- _Required work_:
Leaving the images out, output each entry below exactly.

##### Material for the task #####

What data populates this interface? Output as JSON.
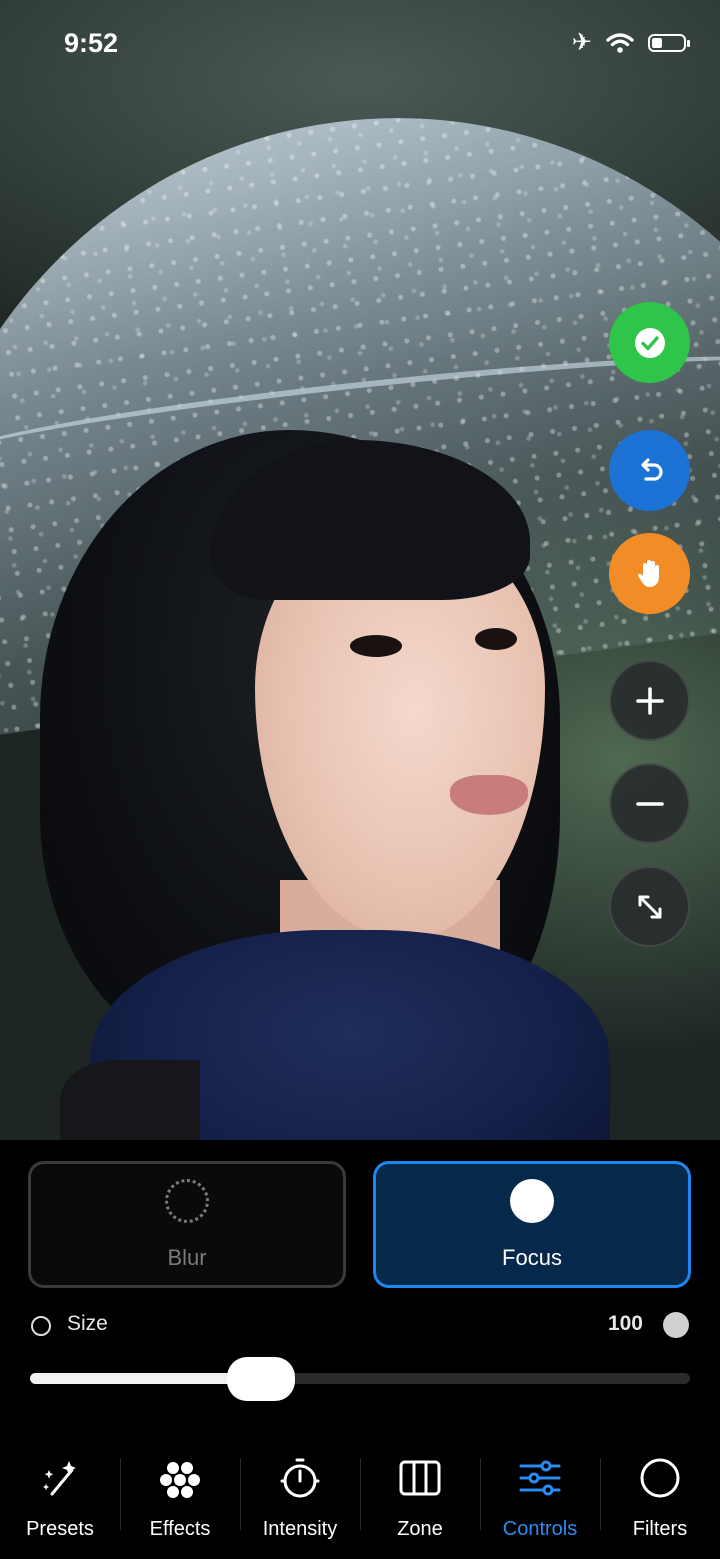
{
  "status_bar": {
    "time": "9:52",
    "icons": [
      "airplane-icon",
      "wifi-icon",
      "battery-icon"
    ]
  },
  "tools": [
    {
      "name": "confirm",
      "icon": "checkmark-icon",
      "color": "#2fc44a"
    },
    {
      "name": "undo",
      "icon": "undo-icon",
      "color": "#1d72d6"
    },
    {
      "name": "pan",
      "icon": "hand-icon",
      "color": "#f28c26"
    },
    {
      "name": "zoom-in",
      "icon": "plus-icon"
    },
    {
      "name": "zoom-out",
      "icon": "minus-icon"
    },
    {
      "name": "fit",
      "icon": "expand-icon"
    }
  ],
  "modes": {
    "blur_label": "Blur",
    "focus_label": "Focus",
    "selected": "Focus"
  },
  "size": {
    "label": "Size",
    "value": "100",
    "slider_fraction": 0.35
  },
  "tabs": [
    {
      "label": "Presets",
      "icon": "magic-wand-icon"
    },
    {
      "label": "Effects",
      "icon": "bokeh-icon"
    },
    {
      "label": "Intensity",
      "icon": "timer-dial-icon"
    },
    {
      "label": "Zone",
      "icon": "columns-icon"
    },
    {
      "label": "Controls",
      "icon": "sliders-icon",
      "active": true
    },
    {
      "label": "Filters",
      "icon": "circle-icon"
    }
  ],
  "colors": {
    "accent": "#2a8bf2",
    "focus_card_bg": "#06284a"
  }
}
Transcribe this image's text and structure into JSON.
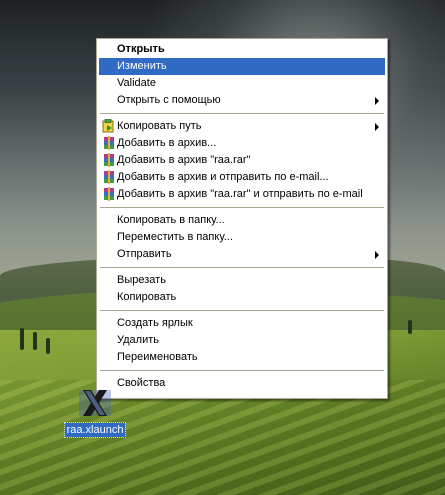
{
  "menu": {
    "items": [
      {
        "label": "Открыть",
        "bold": true
      },
      {
        "label": "Изменить",
        "selected": true
      },
      {
        "label": "Validate"
      },
      {
        "label": "Открыть с помощью",
        "submenu": true
      },
      {
        "label": "Копировать путь",
        "submenu": true,
        "icon": "copy-path-icon"
      },
      {
        "label": "Добавить в архив...",
        "icon": "winrar-icon"
      },
      {
        "label": "Добавить в архив \"raa.rar\"",
        "icon": "winrar-icon"
      },
      {
        "label": "Добавить в архив и отправить по e-mail...",
        "icon": "winrar-icon"
      },
      {
        "label": "Добавить в архив \"raa.rar\" и отправить по e-mail",
        "icon": "winrar-icon"
      },
      {
        "label": "Копировать в папку..."
      },
      {
        "label": "Переместить в папку..."
      },
      {
        "label": "Отправить",
        "submenu": true
      },
      {
        "label": "Вырезать"
      },
      {
        "label": "Копировать"
      },
      {
        "label": "Создать ярлык"
      },
      {
        "label": "Удалить"
      },
      {
        "label": "Переименовать"
      },
      {
        "label": "Свойства"
      }
    ]
  },
  "desktop": {
    "file_icon": "xlaunch-icon",
    "file_label": "raa.xlaunch"
  },
  "colors": {
    "selection": "#316ac5",
    "menu_border": "#aca899"
  }
}
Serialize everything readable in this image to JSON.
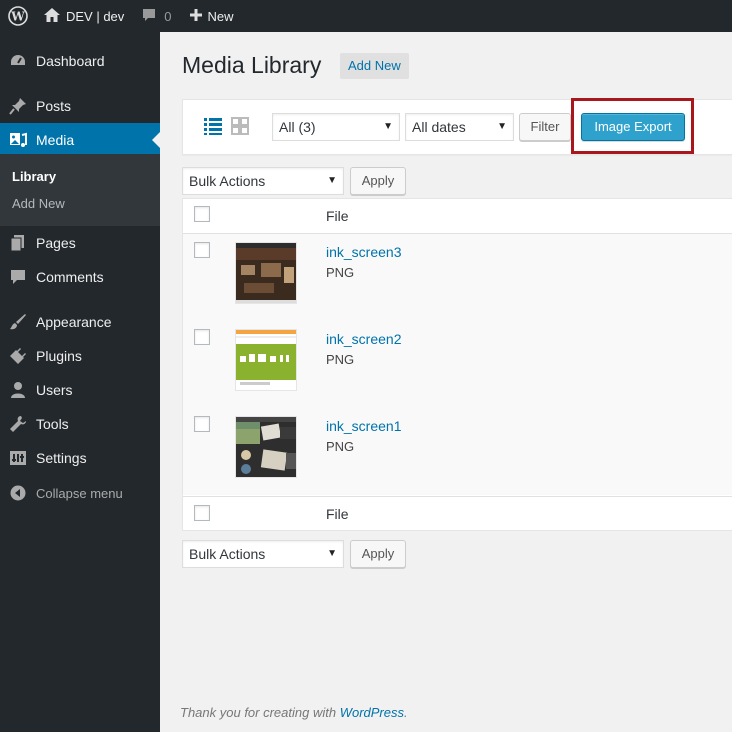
{
  "adminbar": {
    "site_name": "DEV | dev",
    "comments_count": "0",
    "new_label": "New"
  },
  "sidebar": {
    "items": [
      {
        "label": "Dashboard",
        "icon": "dashboard-icon"
      },
      {
        "label": "Posts",
        "icon": "pin-icon"
      },
      {
        "label": "Media",
        "icon": "media-icon"
      },
      {
        "label": "Pages",
        "icon": "pages-icon"
      },
      {
        "label": "Comments",
        "icon": "comment-icon"
      },
      {
        "label": "Appearance",
        "icon": "brush-icon"
      },
      {
        "label": "Plugins",
        "icon": "plug-icon"
      },
      {
        "label": "Users",
        "icon": "user-icon"
      },
      {
        "label": "Tools",
        "icon": "wrench-icon"
      },
      {
        "label": "Settings",
        "icon": "settings-icon"
      }
    ],
    "submenu": [
      "Library",
      "Add New"
    ],
    "collapse_label": "Collapse menu",
    "accent": "#0073aa"
  },
  "main": {
    "title": "Media Library",
    "add_new": "Add New",
    "filters": {
      "type_select": "All (3)",
      "date_select": "All dates",
      "filter_button": "Filter",
      "export_button": "Image Export"
    },
    "bulk_top": {
      "select": "Bulk Actions",
      "apply": "Apply"
    },
    "bulk_bottom": {
      "select": "Bulk Actions",
      "apply": "Apply"
    },
    "table": {
      "column": "File",
      "rows": [
        {
          "name": "ink_screen3",
          "type": "PNG"
        },
        {
          "name": "ink_screen2",
          "type": "PNG"
        },
        {
          "name": "ink_screen1",
          "type": "PNG"
        }
      ]
    },
    "footer": {
      "prefix": "Thank you for creating with ",
      "link": "WordPress",
      "suffix": "."
    }
  }
}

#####

- _Answer to this exercise_:
What data populates this interface? Output as JSON.
{
  "status_bar": {
    "time": "9:52",
    "icons": [
      "airplane-icon",
      "wifi-icon",
      "battery-icon"
    ]
  },
  "tools": [
    {
      "name": "confirm",
      "icon": "checkmark-icon",
      "color": "#2fc44a"
    },
    {
      "name": "undo",
      "icon": "undo-icon",
      "color": "#1d72d6"
    },
    {
      "name": "pan",
      "icon": "hand-icon",
      "color": "#f28c26"
    },
    {
      "name": "zoom-in",
      "icon": "plus-icon"
    },
    {
      "name": "zoom-out",
      "icon": "minus-icon"
    },
    {
      "name": "fit",
      "icon": "expand-icon"
    }
  ],
  "modes": {
    "blur_label": "Blur",
    "focus_label": "Focus",
    "selected": "Focus"
  },
  "size": {
    "label": "Size",
    "value": "100",
    "slider_fraction": 0.35
  },
  "tabs": [
    {
      "label": "Presets",
      "icon": "magic-wand-icon"
    },
    {
      "label": "Effects",
      "icon": "bokeh-icon"
    },
    {
      "label": "Intensity",
      "icon": "timer-dial-icon"
    },
    {
      "label": "Zone",
      "icon": "columns-icon"
    },
    {
      "label": "Controls",
      "icon": "sliders-icon",
      "active": true
    },
    {
      "label": "Filters",
      "icon": "circle-icon"
    }
  ],
  "colors": {
    "accent": "#2a8bf2",
    "focus_card_bg": "#06284a"
  }
}
Transcribe this image's text and structure into JSON.
{
  "menu": {
    "items": [
      {
        "label": "Открыть",
        "bold": true
      },
      {
        "label": "Изменить",
        "selected": true
      },
      {
        "label": "Validate"
      },
      {
        "label": "Открыть с помощью",
        "submenu": true
      },
      {
        "label": "Копировать путь",
        "submenu": true,
        "icon": "copy-path-icon"
      },
      {
        "label": "Добавить в архив...",
        "icon": "winrar-icon"
      },
      {
        "label": "Добавить в архив \"raa.rar\"",
        "icon": "winrar-icon"
      },
      {
        "label": "Добавить в архив и отправить по e-mail...",
        "icon": "winrar-icon"
      },
      {
        "label": "Добавить в архив \"raa.rar\" и отправить по e-mail",
        "icon": "winrar-icon"
      },
      {
        "label": "Копировать в папку..."
      },
      {
        "label": "Переместить в папку..."
      },
      {
        "label": "Отправить",
        "submenu": true
      },
      {
        "label": "Вырезать"
      },
      {
        "label": "Копировать"
      },
      {
        "label": "Создать ярлык"
      },
      {
        "label": "Удалить"
      },
      {
        "label": "Переименовать"
      },
      {
        "label": "Свойства"
      }
    ]
  },
  "desktop": {
    "file_icon": "xlaunch-icon",
    "file_label": "raa.xlaunch"
  },
  "colors": {
    "selection": "#316ac5",
    "menu_border": "#aca899"
  }
}
Serialize everything readable in this image to JSON.
{
  "adminbar": {
    "site_name": "DEV | dev",
    "comments_count": "0",
    "new_label": "New"
  },
  "sidebar": {
    "items": [
      {
        "label": "Dashboard",
        "icon": "dashboard-icon"
      },
      {
        "label": "Posts",
        "icon": "pin-icon"
      },
      {
        "label": "Media",
        "icon": "media-icon"
      },
      {
        "label": "Pages",
        "icon": "pages-icon"
      },
      {
        "label": "Comments",
        "icon": "comment-icon"
      },
      {
        "label": "Appearance",
        "icon": "brush-icon"
      },
      {
        "label": "Plugins",
        "icon": "plug-icon"
      },
      {
        "label": "Users",
        "icon": "user-icon"
      },
      {
        "label": "Tools",
        "icon": "wrench-icon"
      },
      {
        "label": "Settings",
        "icon": "settings-icon"
      }
    ],
    "submenu": [
      "Library",
      "Add New"
    ],
    "collapse_label": "Collapse menu",
    "accent": "#0073aa"
  },
  "main": {
    "title": "Media Library",
    "add_new": "Add New",
    "filters": {
      "type_select": "All (3)",
      "date_select": "All dates",
      "filter_button": "Filter",
      "export_button": "Image Export"
    },
    "bulk_top": {
      "select": "Bulk Actions",
      "apply": "Apply"
    },
    "bulk_bottom": {
      "select": "Bulk Actions",
      "apply": "Apply"
    },
    "table": {
      "column": "File",
      "rows": [
        {
          "name": "ink_screen3",
          "type": "PNG"
        },
        {
          "name": "ink_screen2",
          "type": "PNG"
        },
        {
          "name": "ink_screen1",
          "type": "PNG"
        }
      ]
    },
    "footer": {
      "prefix": "Thank you for creating with ",
      "link": "WordPress",
      "suffix": "."
    }
  }
}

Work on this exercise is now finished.